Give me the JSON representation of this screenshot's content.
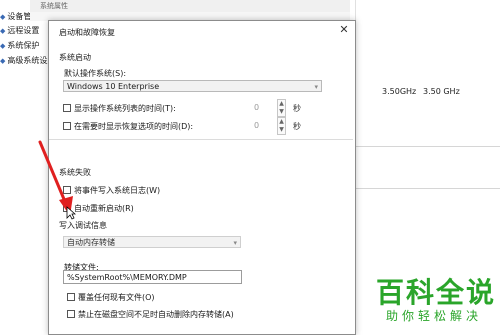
{
  "background_window": {
    "title": "系统属性",
    "sidebar": [
      {
        "label": "设备管理器"
      },
      {
        "label": "远程设置"
      },
      {
        "label": "系统保护"
      },
      {
        "label": "高级系统设置"
      }
    ],
    "cpu_speeds": [
      "3.50GHz",
      "3.50 GHz"
    ]
  },
  "dialog": {
    "title": "启动和故障恢复",
    "close_glyph": "✕",
    "startup_group": "系统启动",
    "default_os_label": "默认操作系统(S):",
    "default_os_value": "Windows 10 Enterprise",
    "show_os_list": {
      "label": "显示操作系统列表的时间(T):",
      "checked": false,
      "value": "0",
      "unit": "秒"
    },
    "show_recovery": {
      "label": "在需要时显示恢复选项的时间(D):",
      "checked": false,
      "value": "0",
      "unit": "秒"
    },
    "failure_group": "系统失败",
    "write_event_log": {
      "label": "将事件写入系统日志(W)",
      "checked": false
    },
    "auto_restart": {
      "label": "自动重新启动(R)",
      "checked": false
    },
    "debug_info_label": "写入调试信息",
    "debug_info_value": "自动内存转储",
    "dump_file_label": "转储文件:",
    "dump_file_value": "%SystemRoot%\\MEMORY.DMP",
    "overwrite": {
      "label": "覆盖任何现有文件(O)",
      "checked": false
    },
    "disable_auto_delete": {
      "label": "禁止在磁盘空间不足时自动删除内存转储(A)",
      "checked": false
    }
  },
  "watermark": {
    "title": "百科全说",
    "subtitle": "助你轻松解决",
    "color": "#2aa52a"
  },
  "annotation_arrow_color": "#e02020"
}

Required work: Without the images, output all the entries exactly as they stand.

Result of the task:
Give me the JSON representation of this screenshot's content.
{
  "background_window": {
    "title": "系统属性",
    "sidebar": [
      {
        "label": "设备管理器"
      },
      {
        "label": "远程设置"
      },
      {
        "label": "系统保护"
      },
      {
        "label": "高级系统设置"
      }
    ],
    "cpu_speeds": [
      "3.50GHz",
      "3.50 GHz"
    ]
  },
  "dialog": {
    "title": "启动和故障恢复",
    "close_glyph": "✕",
    "startup_group": "系统启动",
    "default_os_label": "默认操作系统(S):",
    "default_os_value": "Windows 10 Enterprise",
    "show_os_list": {
      "label": "显示操作系统列表的时间(T):",
      "checked": false,
      "value": "0",
      "unit": "秒"
    },
    "show_recovery": {
      "label": "在需要时显示恢复选项的时间(D):",
      "checked": false,
      "value": "0",
      "unit": "秒"
    },
    "failure_group": "系统失败",
    "write_event_log": {
      "label": "将事件写入系统日志(W)",
      "checked": false
    },
    "auto_restart": {
      "label": "自动重新启动(R)",
      "checked": false
    },
    "debug_info_label": "写入调试信息",
    "debug_info_value": "自动内存转储",
    "dump_file_label": "转储文件:",
    "dump_file_value": "%SystemRoot%\\MEMORY.DMP",
    "overwrite": {
      "label": "覆盖任何现有文件(O)",
      "checked": false
    },
    "disable_auto_delete": {
      "label": "禁止在磁盘空间不足时自动删除内存转储(A)",
      "checked": false
    }
  },
  "watermark": {
    "title": "百科全说",
    "subtitle": "助你轻松解决",
    "color": "#2aa52a"
  },
  "annotation_arrow_color": "#e02020"
}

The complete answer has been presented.